Work to complete.
If a line in the records below contains the word "JSON", copy it.

= Beginning of Section =

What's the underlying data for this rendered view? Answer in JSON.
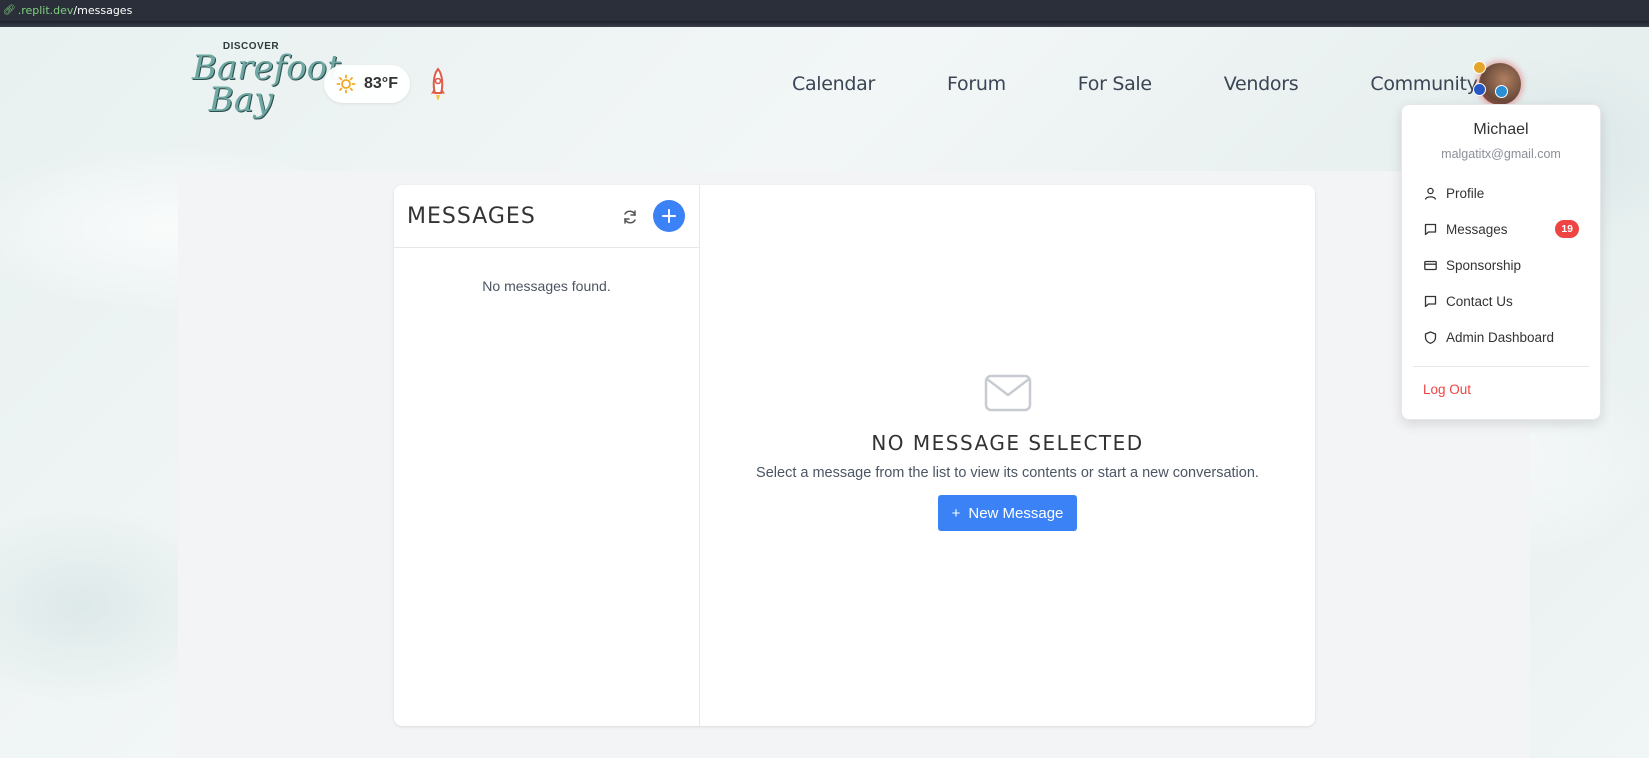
{
  "browser": {
    "url_host": ".replit.dev",
    "url_path": "/messages"
  },
  "header": {
    "logo_top": "DISCOVER",
    "logo_line1": "Barefoot",
    "logo_line2": "Bay",
    "weather_temp": "83°F",
    "nav": [
      {
        "label": "Calendar"
      },
      {
        "label": "Forum"
      },
      {
        "label": "For Sale"
      },
      {
        "label": "Vendors"
      },
      {
        "label": "Community"
      }
    ]
  },
  "messages_pane": {
    "title": "MESSAGES",
    "empty_text": "No messages found."
  },
  "detail_pane": {
    "heading": "NO MESSAGE SELECTED",
    "description": "Select a message from the list to view its contents or start a new conversation.",
    "button_plus": "+",
    "button_label": "New Message"
  },
  "user_menu": {
    "name": "Michael",
    "email": "malgatitx@gmail.com",
    "items": [
      {
        "label": "Profile",
        "icon": "user-icon"
      },
      {
        "label": "Messages",
        "icon": "message-icon",
        "badge": "19"
      },
      {
        "label": "Sponsorship",
        "icon": "credit-card-icon"
      },
      {
        "label": "Contact Us",
        "icon": "message-icon"
      },
      {
        "label": "Admin Dashboard",
        "icon": "shield-icon"
      }
    ],
    "logout_label": "Log Out"
  },
  "colors": {
    "accent_blue": "#3b82f6",
    "badge_red": "#ef4444",
    "logout_red": "#ef4444"
  }
}
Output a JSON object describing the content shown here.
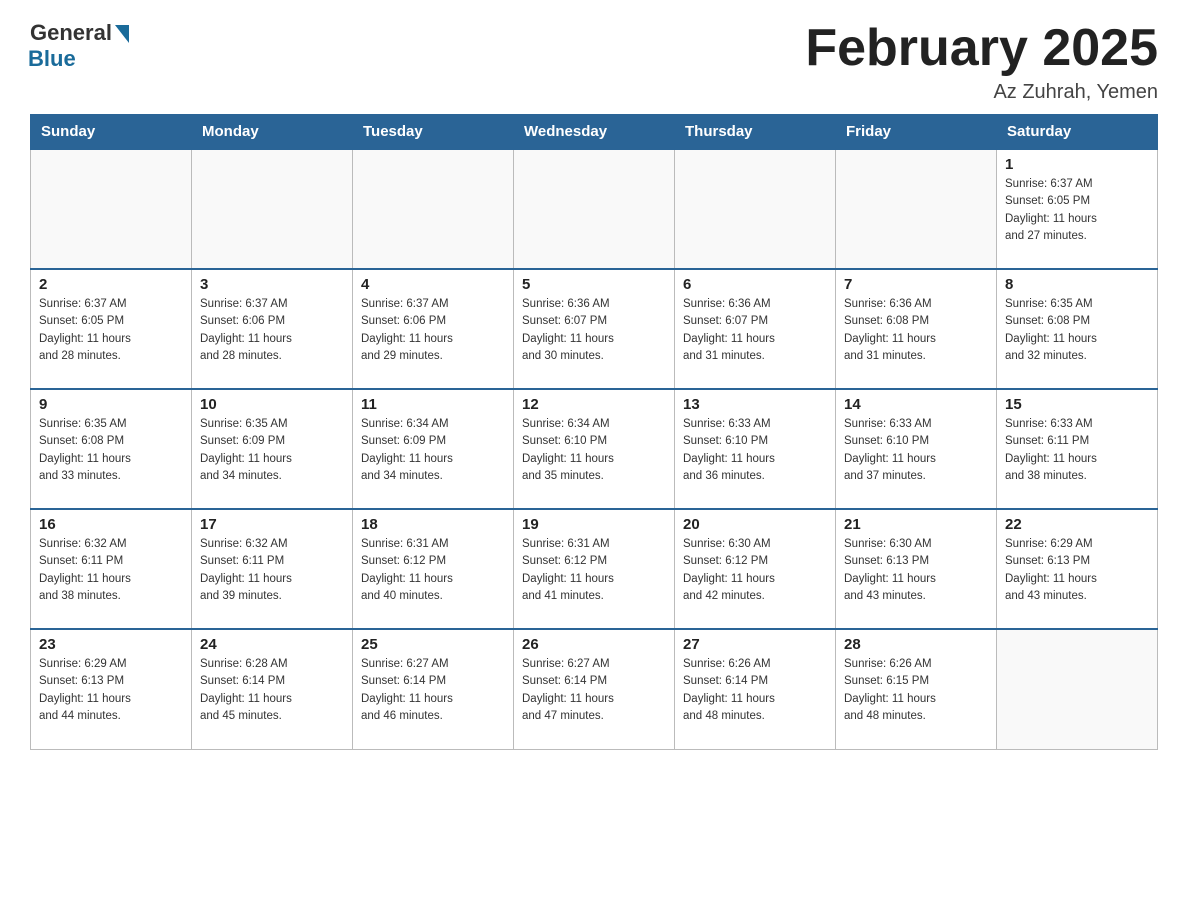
{
  "header": {
    "logo_general": "General",
    "logo_blue": "Blue",
    "month_title": "February 2025",
    "location": "Az Zuhrah, Yemen"
  },
  "weekdays": [
    "Sunday",
    "Monday",
    "Tuesday",
    "Wednesday",
    "Thursday",
    "Friday",
    "Saturday"
  ],
  "weeks": [
    [
      {
        "day": "",
        "info": ""
      },
      {
        "day": "",
        "info": ""
      },
      {
        "day": "",
        "info": ""
      },
      {
        "day": "",
        "info": ""
      },
      {
        "day": "",
        "info": ""
      },
      {
        "day": "",
        "info": ""
      },
      {
        "day": "1",
        "info": "Sunrise: 6:37 AM\nSunset: 6:05 PM\nDaylight: 11 hours\nand 27 minutes."
      }
    ],
    [
      {
        "day": "2",
        "info": "Sunrise: 6:37 AM\nSunset: 6:05 PM\nDaylight: 11 hours\nand 28 minutes."
      },
      {
        "day": "3",
        "info": "Sunrise: 6:37 AM\nSunset: 6:06 PM\nDaylight: 11 hours\nand 28 minutes."
      },
      {
        "day": "4",
        "info": "Sunrise: 6:37 AM\nSunset: 6:06 PM\nDaylight: 11 hours\nand 29 minutes."
      },
      {
        "day": "5",
        "info": "Sunrise: 6:36 AM\nSunset: 6:07 PM\nDaylight: 11 hours\nand 30 minutes."
      },
      {
        "day": "6",
        "info": "Sunrise: 6:36 AM\nSunset: 6:07 PM\nDaylight: 11 hours\nand 31 minutes."
      },
      {
        "day": "7",
        "info": "Sunrise: 6:36 AM\nSunset: 6:08 PM\nDaylight: 11 hours\nand 31 minutes."
      },
      {
        "day": "8",
        "info": "Sunrise: 6:35 AM\nSunset: 6:08 PM\nDaylight: 11 hours\nand 32 minutes."
      }
    ],
    [
      {
        "day": "9",
        "info": "Sunrise: 6:35 AM\nSunset: 6:08 PM\nDaylight: 11 hours\nand 33 minutes."
      },
      {
        "day": "10",
        "info": "Sunrise: 6:35 AM\nSunset: 6:09 PM\nDaylight: 11 hours\nand 34 minutes."
      },
      {
        "day": "11",
        "info": "Sunrise: 6:34 AM\nSunset: 6:09 PM\nDaylight: 11 hours\nand 34 minutes."
      },
      {
        "day": "12",
        "info": "Sunrise: 6:34 AM\nSunset: 6:10 PM\nDaylight: 11 hours\nand 35 minutes."
      },
      {
        "day": "13",
        "info": "Sunrise: 6:33 AM\nSunset: 6:10 PM\nDaylight: 11 hours\nand 36 minutes."
      },
      {
        "day": "14",
        "info": "Sunrise: 6:33 AM\nSunset: 6:10 PM\nDaylight: 11 hours\nand 37 minutes."
      },
      {
        "day": "15",
        "info": "Sunrise: 6:33 AM\nSunset: 6:11 PM\nDaylight: 11 hours\nand 38 minutes."
      }
    ],
    [
      {
        "day": "16",
        "info": "Sunrise: 6:32 AM\nSunset: 6:11 PM\nDaylight: 11 hours\nand 38 minutes."
      },
      {
        "day": "17",
        "info": "Sunrise: 6:32 AM\nSunset: 6:11 PM\nDaylight: 11 hours\nand 39 minutes."
      },
      {
        "day": "18",
        "info": "Sunrise: 6:31 AM\nSunset: 6:12 PM\nDaylight: 11 hours\nand 40 minutes."
      },
      {
        "day": "19",
        "info": "Sunrise: 6:31 AM\nSunset: 6:12 PM\nDaylight: 11 hours\nand 41 minutes."
      },
      {
        "day": "20",
        "info": "Sunrise: 6:30 AM\nSunset: 6:12 PM\nDaylight: 11 hours\nand 42 minutes."
      },
      {
        "day": "21",
        "info": "Sunrise: 6:30 AM\nSunset: 6:13 PM\nDaylight: 11 hours\nand 43 minutes."
      },
      {
        "day": "22",
        "info": "Sunrise: 6:29 AM\nSunset: 6:13 PM\nDaylight: 11 hours\nand 43 minutes."
      }
    ],
    [
      {
        "day": "23",
        "info": "Sunrise: 6:29 AM\nSunset: 6:13 PM\nDaylight: 11 hours\nand 44 minutes."
      },
      {
        "day": "24",
        "info": "Sunrise: 6:28 AM\nSunset: 6:14 PM\nDaylight: 11 hours\nand 45 minutes."
      },
      {
        "day": "25",
        "info": "Sunrise: 6:27 AM\nSunset: 6:14 PM\nDaylight: 11 hours\nand 46 minutes."
      },
      {
        "day": "26",
        "info": "Sunrise: 6:27 AM\nSunset: 6:14 PM\nDaylight: 11 hours\nand 47 minutes."
      },
      {
        "day": "27",
        "info": "Sunrise: 6:26 AM\nSunset: 6:14 PM\nDaylight: 11 hours\nand 48 minutes."
      },
      {
        "day": "28",
        "info": "Sunrise: 6:26 AM\nSunset: 6:15 PM\nDaylight: 11 hours\nand 48 minutes."
      },
      {
        "day": "",
        "info": ""
      }
    ]
  ]
}
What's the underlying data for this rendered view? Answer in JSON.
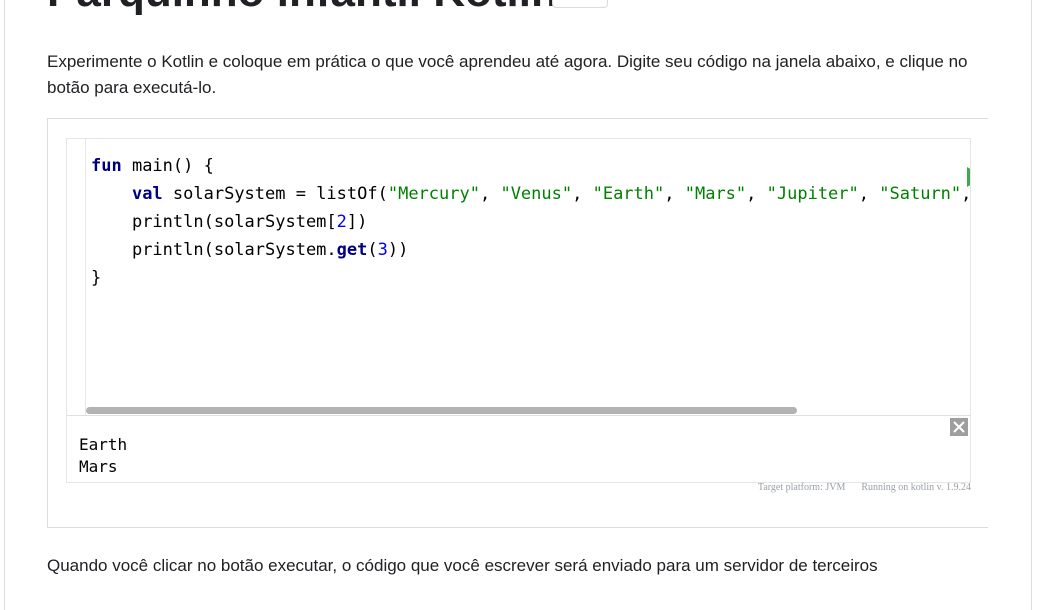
{
  "page": {
    "title": "Parquinho infantil Kotlin",
    "intro": "Experimente o Kotlin e coloque em prática o que você aprendeu até agora. Digite seu código na janela abaixo, e clique no botão para executá-lo.",
    "disclaimer_line1": "Quando você clicar no botão executar, o código que você escrever será enviado para um servidor de terceiros"
  },
  "playground": {
    "code": {
      "l1": {
        "kw": "fun",
        "rest": " main() {"
      },
      "l2": {
        "kw": "val",
        "decl": " solarSystem = listOf(",
        "s1": "\"Mercury\"",
        "s2": "\"Venus\"",
        "s3": "\"Earth\"",
        "s4": "\"Mars\"",
        "s5": "\"Jupiter\"",
        "s6": "\"Saturn\""
      },
      "l3": {
        "pre": "println(solarSystem[",
        "num": "2",
        "post": "])"
      },
      "l4": {
        "pre": "println(solarSystem.",
        "method": "get",
        "open": "(",
        "num": "3",
        "post": "))"
      },
      "l5": "}"
    },
    "output": [
      "Earth",
      "Mars"
    ],
    "target_platform": "Target platform: JVM",
    "running_on": "Running on kotlin v. 1.9.24",
    "run_icon": "play-icon",
    "close_icon": "close-icon",
    "colors": {
      "run": "#3eaa4d",
      "keyword": "#000080",
      "string": "#008000",
      "number": "#0000ff"
    }
  }
}
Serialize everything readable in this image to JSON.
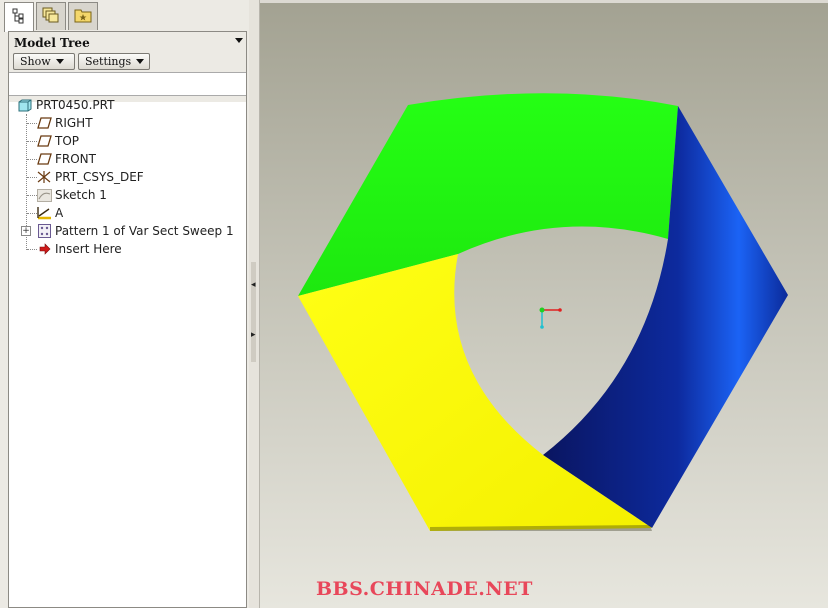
{
  "tabs": [
    {
      "icon": "model-tree-icon"
    },
    {
      "icon": "layer-tree-icon"
    },
    {
      "icon": "folder-browser-icon"
    }
  ],
  "panel": {
    "title": "Model Tree",
    "show_label": "Show",
    "settings_label": "Settings"
  },
  "tree": {
    "root": "PRT0450.PRT",
    "items": [
      {
        "label": "RIGHT",
        "icon": "datum-plane-icon"
      },
      {
        "label": "TOP",
        "icon": "datum-plane-icon"
      },
      {
        "label": "FRONT",
        "icon": "datum-plane-icon"
      },
      {
        "label": "PRT_CSYS_DEF",
        "icon": "coordinate-system-icon"
      },
      {
        "label": "Sketch 1",
        "icon": "sketch-icon"
      },
      {
        "label": "A",
        "icon": "datum-axis-icon"
      },
      {
        "label": "Pattern 1 of Var Sect Sweep 1",
        "icon": "pattern-icon"
      },
      {
        "label": "Insert Here",
        "icon": "insert-arrow-icon"
      }
    ]
  },
  "colors": {
    "green_face": "#22ff11",
    "blue_face": "#0f2a9a",
    "yellow_face": "#ffff00",
    "watermark": "#e8475a"
  },
  "watermark": "BBS.CHINADE.NET"
}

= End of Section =

Written answer.
What's the underlying data for this rendered view? Answer in JSON.
Output a JSON object describing the content shown here.
What's the underlying data for this rendered view? Answer in JSON.
Serialize everything readable in this image to JSON.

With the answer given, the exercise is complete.